Activity: Print out each entry below exactly; do not carry over any image.

***** Records shown *****

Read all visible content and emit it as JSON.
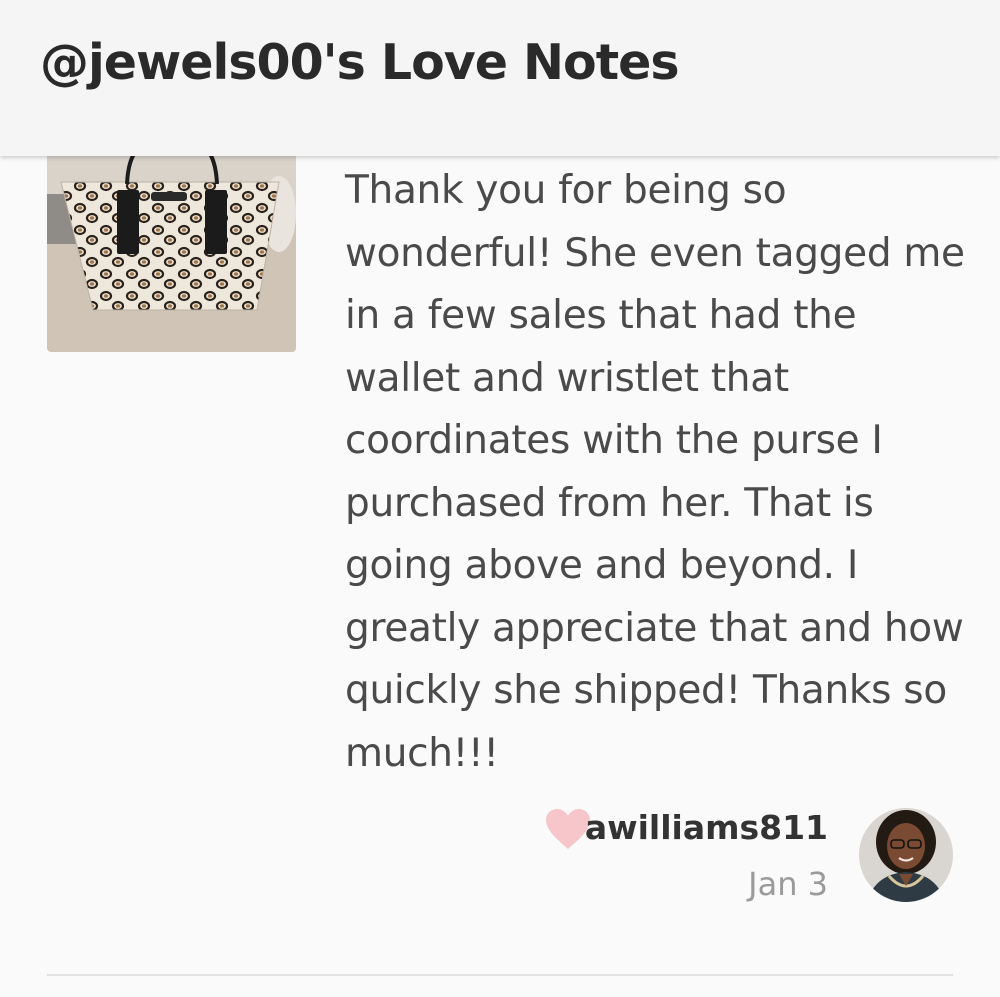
{
  "header": {
    "title": "@jewels00's Love Notes"
  },
  "note": {
    "text": "Thank you for being so wonderful! She even tagged me in a few sales that had the wallet and wristlet that coordinates with the purse I purchased from her. That is going above and beyond. I greatly appreciate that and how quickly she shipped! Thanks so much!!!",
    "author": "awilliams811",
    "date": "Jan 3"
  },
  "icons": {
    "like": "heart-icon"
  },
  "colors": {
    "heart": "#f6c6cb",
    "header_bg": "#f5f5f5",
    "page_bg": "#fafafa"
  }
}
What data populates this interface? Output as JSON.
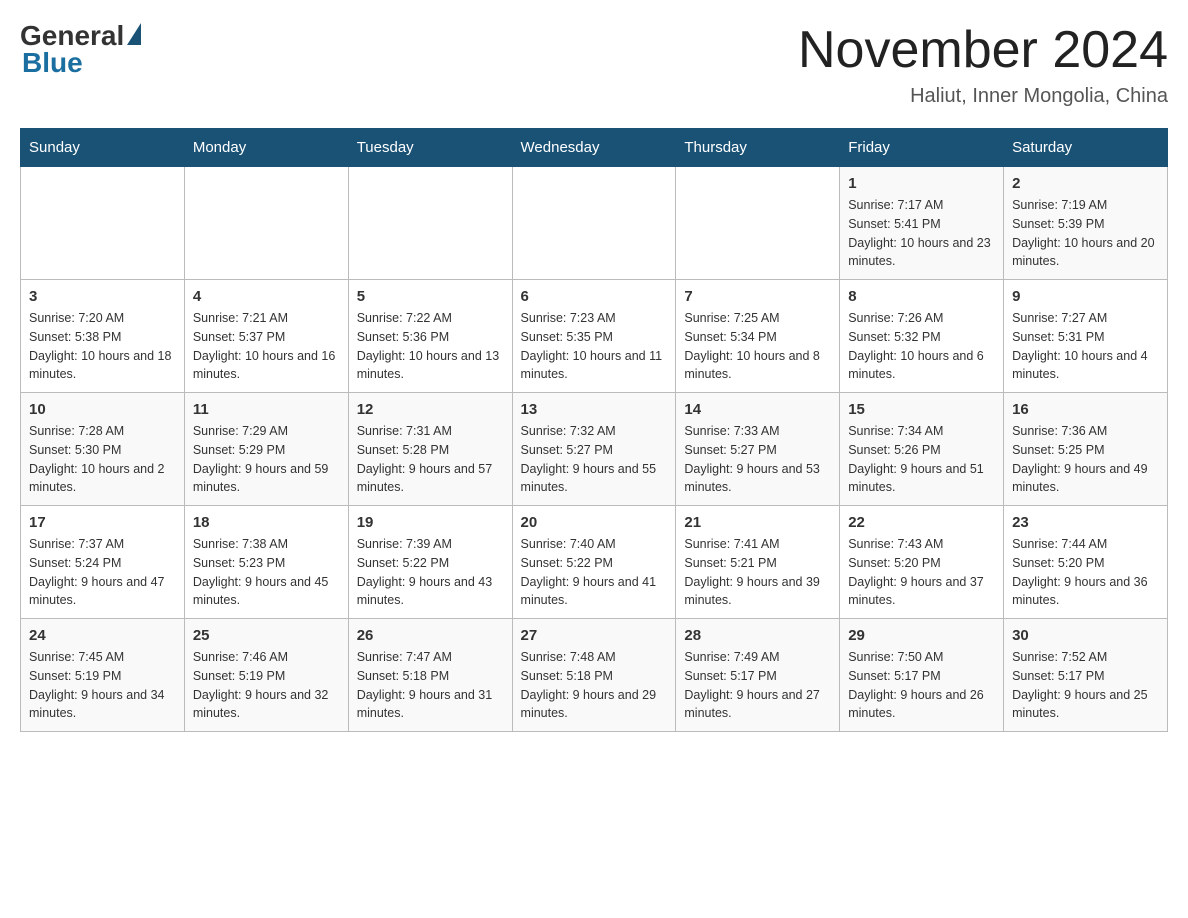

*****

Answer area:
Read all visible content and emit it as JSON.
{
  "header": {
    "title": "@jewels00's Love Notes"
  },
  "note": {
    "text": "Thank you for being so wonderful! She even tagged me in a few sales that had the wallet and wristlet that coordinates with the purse I purchased from her. That is going above and beyond. I greatly appreciate that and how quickly she shipped! Thanks so much!!!",
    "author": "awilliams811",
    "date": "Jan 3"
  },
  "icons": {
    "like": "heart-icon"
  },
  "colors": {
    "heart": "#f6c6cb",
    "header_bg": "#f5f5f5",
    "page_bg": "#fafafa"
  }
}
What data populates this interface? Output as JSON.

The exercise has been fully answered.